Large telescopes are custom-built and rare. There is no standard practice or model. Every time a large telescope is built, its designers must re-think the challenges, check every application, and improve on what has been done before.
The Magellan main mirrors are f/1.25 paraboloids and a radical departure from the nearly solid-glass mirrors of the past. Each is 21,000 pounds of borosilicate glass with a lightweight honeycomb structure inside. It took 6 months to build the mold for each mirror, 2 days to fill it with chunks of glass, 1 week to melt the glass and spin it into shape (in a specially designed rotating oven), and 3 months for the glass to cool. Each was then polished for 8 months while its surface was constantly tested for accuracy. Relative to their size, the main mirrors are about as thin as a dime.
The aluminum surface of each mirror is a mere four-millionths of an inch (0.1 micron) thick. Each also sits in a "cell" that peforms two important functions. First, the cell's thermal control systems prevent warping from thermal expansion and contraction. Second, the support systems in the cells maintain the mirrors in their proper shape, so there is no distortion or cracking. The actual shape of the mirror surface is controlled to within two-millionths of an inch (0.05 microns).

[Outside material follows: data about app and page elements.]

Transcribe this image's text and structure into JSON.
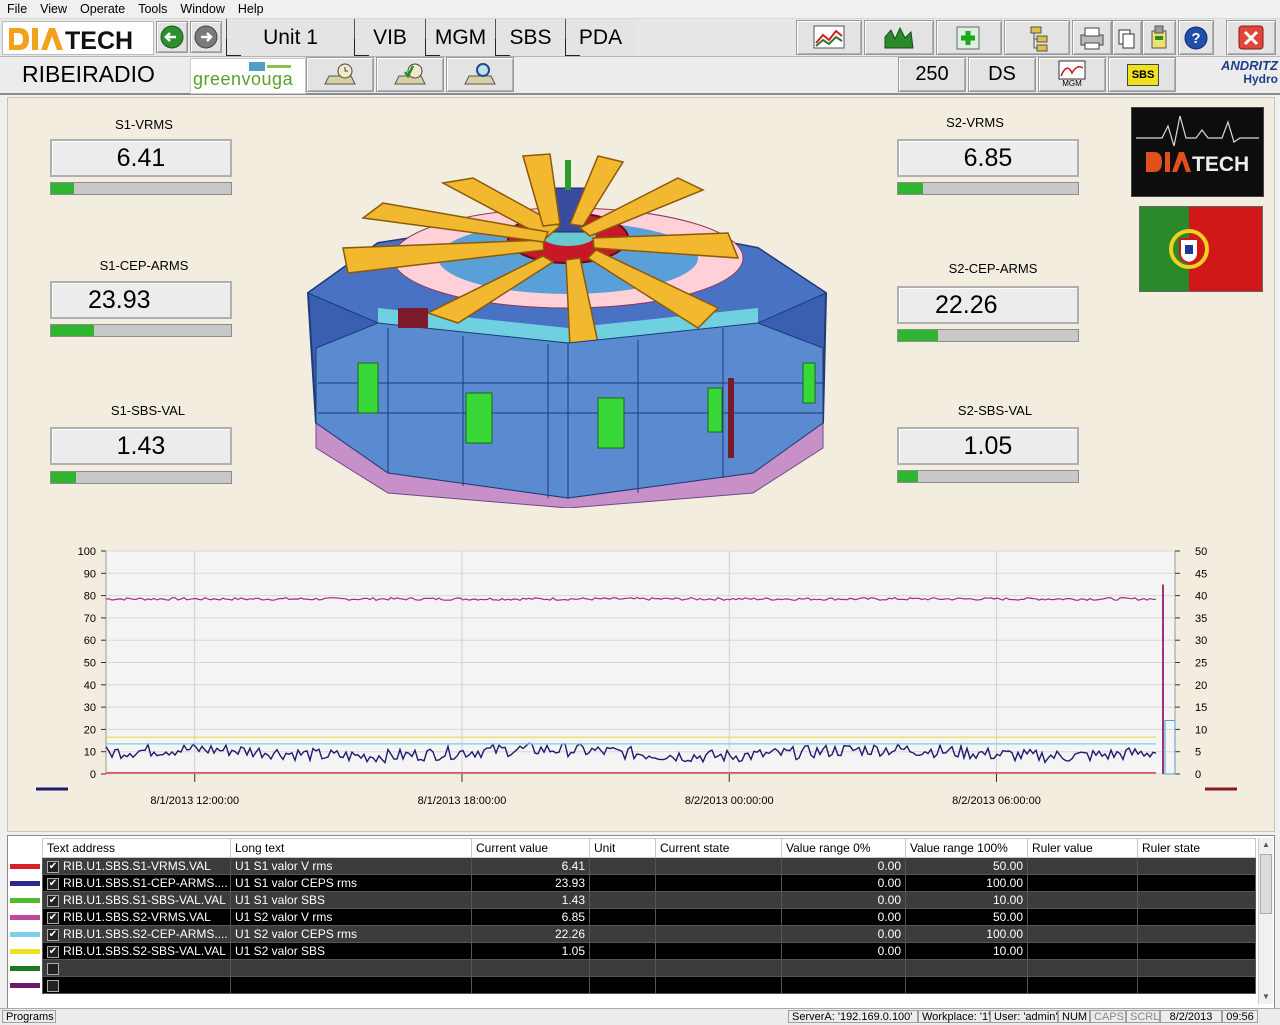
{
  "menu": [
    "File",
    "View",
    "Operate",
    "Tools",
    "Window",
    "Help"
  ],
  "toolbar": {
    "logo": "DIATECH",
    "unit_label": "Unit 1",
    "tabs": [
      "VIB",
      "MGM",
      "SBS",
      "PDA"
    ]
  },
  "toolbar2": {
    "plant_name": "RIBEIRADIO",
    "client_logo": "greenvouga",
    "speed_value": "250",
    "mode_value": "DS",
    "mgm_label": "MGM",
    "sbs_label": "SBS",
    "brand_logo_top": "ANDRITZ",
    "brand_logo_bottom": "Hydro"
  },
  "gauges": {
    "s1_vrms": {
      "label": "S1-VRMS",
      "value": "6.41",
      "fill": 0.13
    },
    "s1_cep": {
      "label": "S1-CEP-ARMS",
      "value": "23.93",
      "fill": 0.24
    },
    "s1_sbs": {
      "label": "S1-SBS-VAL",
      "value": "1.43",
      "fill": 0.14
    },
    "s2_vrms": {
      "label": "S2-VRMS",
      "value": "6.85",
      "fill": 0.14
    },
    "s2_cep": {
      "label": "S2-CEP-ARMS",
      "value": "22.26",
      "fill": 0.22
    },
    "s2_sbs": {
      "label": "S2-SBS-VAL",
      "value": "1.05",
      "fill": 0.11
    }
  },
  "side_logo": "DIATECH",
  "chart_data": {
    "type": "line",
    "left_axis": {
      "min": 0,
      "max": 100,
      "ticks": [
        0,
        10,
        20,
        30,
        40,
        50,
        60,
        70,
        80,
        90,
        100
      ]
    },
    "right_axis": {
      "min": 0,
      "max": 50,
      "ticks": [
        0,
        5,
        10,
        15,
        20,
        25,
        30,
        35,
        40,
        45,
        50
      ]
    },
    "x_tick_labels": [
      "8/1/2013 12:00:00",
      "8/1/2013 18:00:00",
      "8/2/2013 00:00:00",
      "8/2/2013 06:00:00"
    ],
    "grid": true,
    "series": [
      {
        "color": "#a0307a",
        "approx_level": 78.5
      },
      {
        "color": "#1c1c6e",
        "approx_level": 9.5
      },
      {
        "color": "#e8d850",
        "approx_level": 16.5
      },
      {
        "color": "#7ecfe6",
        "approx_level": 13.5
      },
      {
        "color": "#d02020",
        "approx_level": 0.5
      }
    ]
  },
  "table": {
    "headers": [
      "Text address",
      "Long text",
      "Current value",
      "Unit",
      "Current state",
      "Value range 0%",
      "Value range 100%",
      "Ruler value",
      "Ruler state"
    ],
    "rows": [
      {
        "color": "#d8202a",
        "checked": true,
        "address": "RIB.U1.SBS.S1-VRMS.VAL",
        "long": "U1 S1 valor V rms",
        "current": "6.41",
        "unit": "",
        "state": "",
        "r0": "0.00",
        "r100": "50.00",
        "ruler": "",
        "rstate": ""
      },
      {
        "color": "#2a2a8c",
        "checked": true,
        "address": "RIB.U1.SBS.S1-CEP-ARMS....",
        "long": "U1 S1 valor CEPS rms",
        "current": "23.93",
        "unit": "",
        "state": "",
        "r0": "0.00",
        "r100": "100.00",
        "ruler": "",
        "rstate": ""
      },
      {
        "color": "#54b82c",
        "checked": true,
        "address": "RIB.U1.SBS.S1-SBS-VAL.VAL",
        "long": "U1 S1 valor SBS",
        "current": "1.43",
        "unit": "",
        "state": "",
        "r0": "0.00",
        "r100": "10.00",
        "ruler": "",
        "rstate": ""
      },
      {
        "color": "#c0489a",
        "checked": true,
        "address": "RIB.U1.SBS.S2-VRMS.VAL",
        "long": "U1 S2 valor V rms",
        "current": "6.85",
        "unit": "",
        "state": "",
        "r0": "0.00",
        "r100": "50.00",
        "ruler": "",
        "rstate": ""
      },
      {
        "color": "#7ed0e8",
        "checked": true,
        "address": "RIB.U1.SBS.S2-CEP-ARMS....",
        "long": "U1 S2 valor CEPS rms",
        "current": "22.26",
        "unit": "",
        "state": "",
        "r0": "0.00",
        "r100": "100.00",
        "ruler": "",
        "rstate": ""
      },
      {
        "color": "#f0e020",
        "checked": true,
        "address": "RIB.U1.SBS.S2-SBS-VAL.VAL",
        "long": "U1 S2 valor SBS",
        "current": "1.05",
        "unit": "",
        "state": "",
        "r0": "0.00",
        "r100": "10.00",
        "ruler": "",
        "rstate": ""
      },
      {
        "color": "#1e7a1e",
        "checked": false,
        "address": "",
        "long": "",
        "current": "",
        "unit": "",
        "state": "",
        "r0": "",
        "r100": "",
        "ruler": "",
        "rstate": ""
      },
      {
        "color": "#6a1a6a",
        "checked": false,
        "address": "",
        "long": "",
        "current": "",
        "unit": "",
        "state": "",
        "r0": "",
        "r100": "",
        "ruler": "",
        "rstate": ""
      }
    ]
  },
  "status": {
    "programs": "Programs",
    "server": "ServerA: '192.169.0.100'",
    "workplace": "Workplace: '1'",
    "user": "User: 'admin'",
    "num": "NUM",
    "caps": "CAPS",
    "scrl": "SCRL",
    "date": "8/2/2013",
    "time": "09:56"
  }
}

The telescopes float on a film of high-pressure oil on a 9-meter diameter circular track. To prevent slippage, the drive cylinders and drive surfaces are forced together with 10,000 pounds of pressure. Astronomical images are tracked to within 0.02 arcsecond in calm conditions. The telescopes themselves are so well-balanced and frictionless that a gentle push from a child can move all their 150 tons.